Oil & gas pipe measurement specialist Optical Metrology Services (OMS) has successfully completed a pipe measurement and fit-up survey on a critical section of pipeline for the Gorgon Upstream Jansz Scarp Crossing.
In oil and gas pipeline projects, the welding of fatigue-sensitive subsea SCR and flowline pipes to tight specifications is critical. This was particularly true during the recent laying of production pipelines between Barrow Island and the Gorgon and Jansz-Io gas fields. The critical section of this pipeline crosses the Jansz shelf escarpment, which is considered one of the most significant challenges on the Gorgon project’s offshore scope. This involved laying three pipelines in 200m of water at the top of the escarpment down to a water depth of 730m. Due to the increased water flow pressures across the escarpment, the 30-inch diameter pipes are highly fatigue-sensitive. The welding of these pipes to precise engineering tolerances was therefore critical.
OMS conducted a pipe measurement and fit-up survey to ascertain which pipes would be suitable for the Jansz Scarp section of the pipeline and in which sequence these pipes should be welded in order to minimise project Hi-Lo.
As Hugh Davies, client solutions director at OMS states: “In order to prevent bottlenecks during welding and to minimise project delays and risks, OMS captured, recorded and analysed pipe end geometry quickly and accurately.

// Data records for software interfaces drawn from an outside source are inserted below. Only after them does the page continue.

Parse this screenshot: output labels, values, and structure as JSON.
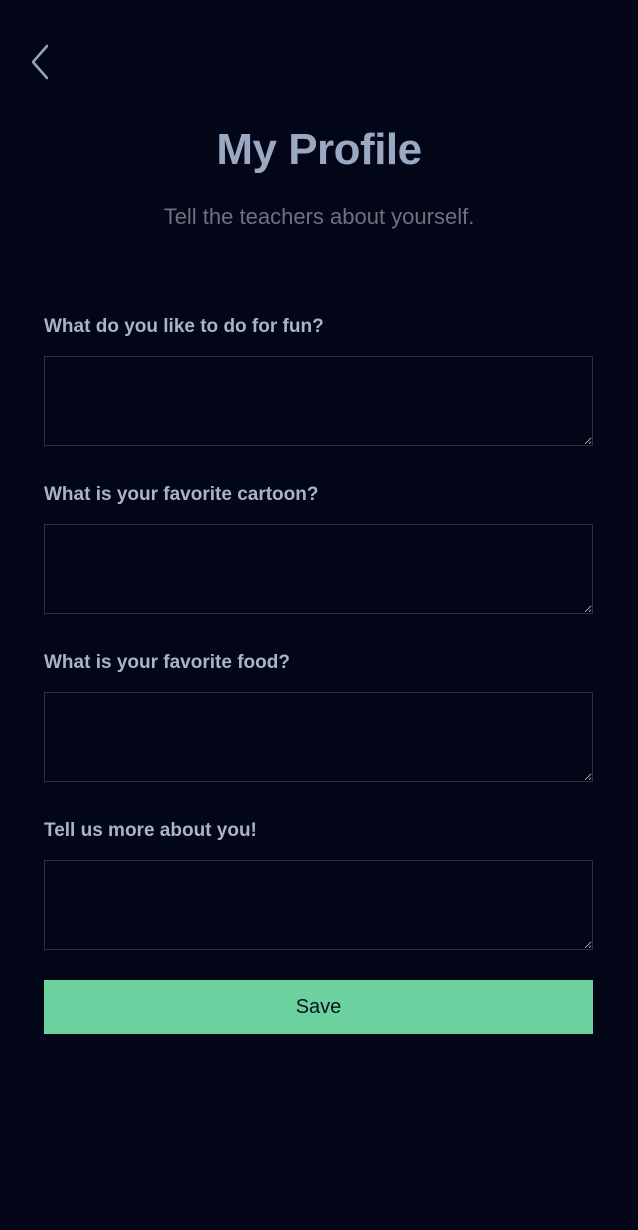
{
  "header": {
    "back_icon": "chevron-left-icon",
    "title": "My Profile",
    "subtitle": "Tell the teachers about yourself."
  },
  "form": {
    "fields": [
      {
        "label": "What do you like to do for fun?",
        "value": ""
      },
      {
        "label": "What is your favorite cartoon?",
        "value": ""
      },
      {
        "label": "What is your favorite food?",
        "value": ""
      },
      {
        "label": "Tell us more about you!",
        "value": ""
      }
    ],
    "save_label": "Save"
  },
  "colors": {
    "background": "#020617",
    "accent": "#6ad19f",
    "title": "#9aa8c1",
    "subtitle": "#6b7280",
    "label": "#a8b4c8",
    "input_border": "#273244"
  }
}
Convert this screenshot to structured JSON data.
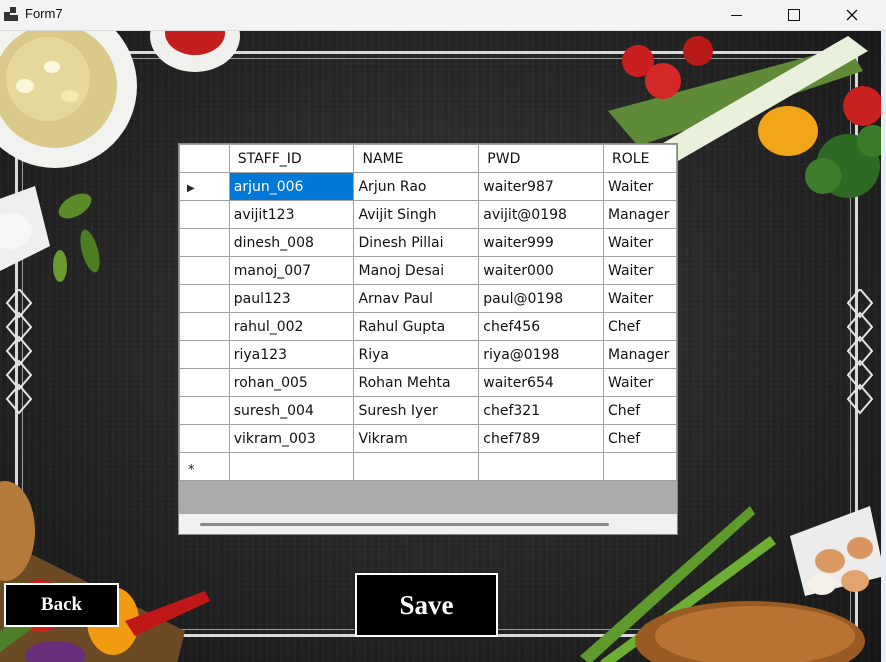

This measurement data was then made available to OMS’ pipe analysis, simulation and fit-up software, SmartFit™, which then calculated the optimum sequence for these pipes before they are delivered into the bead stall for welding. This ensured that the pipe ends would fit together within the welding specification requirements, which for the Jansz Scarp Crossing project, were absolutely critical.”
Two OMS operators were deployed to Australia in September 2013 to carry out the onshore inspection of pipes. Using OMS’ PipeChecker™ laser-based measurement tool, the operators measured the geometry of the internal walls of more than 400 pipe ends. This resulted in around 70 pipes being selected as the most suitable for the Jansz Scarp Crossing pipeline. This pipe measurement data was then made available to OMS’ SmartFit™ software, which was then able to calculate the best possible fit-up sequence for the pipes.
For this project, the HiLo requirement was less than or equal to 0.5mm. The weld seam had to be within +/- 45 degrees of TDC. In addition, the longitudinal weld seams had to be offset to at least 100mm. This data was configured into SmartFit™. The software analysed the fit-up of the pipes and allowed the operators to mark the best rotational position on each pipe end. In the bead stall, these marks were then aligned to immediately achieve the best rotational position so that misalignment was minimised and the project HiLo was achieved. Any problem pipes that didn’t fit at the specified HiLo were also indicated and re-sequenced or removed completely so that fit-up problems did not occur in the bead stall. Production delays due to mismatched pipes were therefore avoided.
As Hugh Davies concludes: “As well as using SmartFit to optimise the sequence of pipe ends, OMS also managed the pipe sequencing process onboard the pipelaying vessel. This ensured that the correct pipes were brought into the bead stall in exactly the right sequence.”